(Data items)
+ + + + +

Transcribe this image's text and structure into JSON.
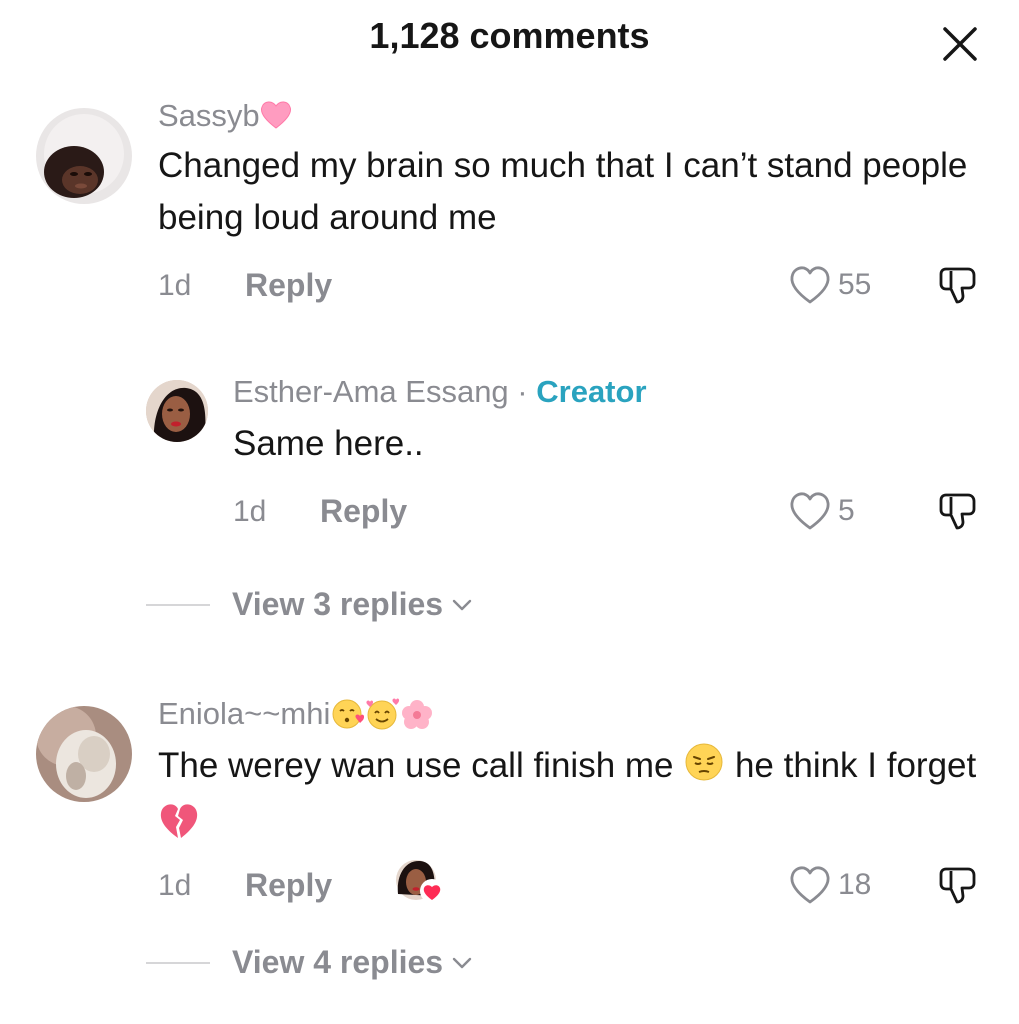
{
  "header": {
    "title": "1,128 comments",
    "close_icon": "close-icon"
  },
  "comments": [
    {
      "username": "Sassyb",
      "username_emoji": "pink-heart-emoji",
      "text": "Changed my brain so much that I can’t stand people being loud around me",
      "time": "1d",
      "reply_label": "Reply",
      "likes": "55",
      "reply": {
        "username": "Esther-Ama Essang",
        "separator": "·",
        "badge": "Creator",
        "text": "Same here..",
        "time": "1d",
        "reply_label": "Reply",
        "likes": "5"
      },
      "view_replies": "View 3 replies"
    },
    {
      "username": "Eniola~~mhi",
      "username_emojis": [
        "kissing-face-emoji",
        "smiling-face-with-hearts-emoji",
        "hibiscus-emoji"
      ],
      "text_part1": "The werey wan use call finish me",
      "text_emoji1": "pensive-face-emoji",
      "text_part2": "he think I forget",
      "text_emoji2": "broken-heart-emoji",
      "time": "1d",
      "reply_label": "Reply",
      "liked_by_creator": true,
      "likes": "18",
      "view_replies": "View 4 replies"
    }
  ],
  "colors": {
    "text": "#161616",
    "muted": "#8a8b91",
    "creator": "#2aa3bf",
    "heart_pink": "#ff7aa8",
    "like_red": "#fe2c55"
  }
}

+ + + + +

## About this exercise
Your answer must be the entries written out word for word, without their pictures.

## Solution to the exercise
Transcribe this image's text and structure into JSON.
{
  "header": {
    "title": "1,128 comments",
    "close_icon": "close-icon"
  },
  "comments": [
    {
      "username": "Sassyb",
      "username_emoji": "pink-heart-emoji",
      "text": "Changed my brain so much that I can’t stand people being loud around me",
      "time": "1d",
      "reply_label": "Reply",
      "likes": "55",
      "reply": {
        "username": "Esther-Ama Essang",
        "separator": "·",
        "badge": "Creator",
        "text": "Same here..",
        "time": "1d",
        "reply_label": "Reply",
        "likes": "5"
      },
      "view_replies": "View 3 replies"
    },
    {
      "username": "Eniola~~mhi",
      "username_emojis": [
        "kissing-face-emoji",
        "smiling-face-with-hearts-emoji",
        "hibiscus-emoji"
      ],
      "text_part1": "The werey wan use call finish me",
      "text_emoji1": "pensive-face-emoji",
      "text_part2": "he think I forget",
      "text_emoji2": "broken-heart-emoji",
      "time": "1d",
      "reply_label": "Reply",
      "liked_by_creator": true,
      "likes": "18",
      "view_replies": "View 4 replies"
    }
  ],
  "colors": {
    "text": "#161616",
    "muted": "#8a8b91",
    "creator": "#2aa3bf",
    "heart_pink": "#ff7aa8",
    "like_red": "#fe2c55"
  }
}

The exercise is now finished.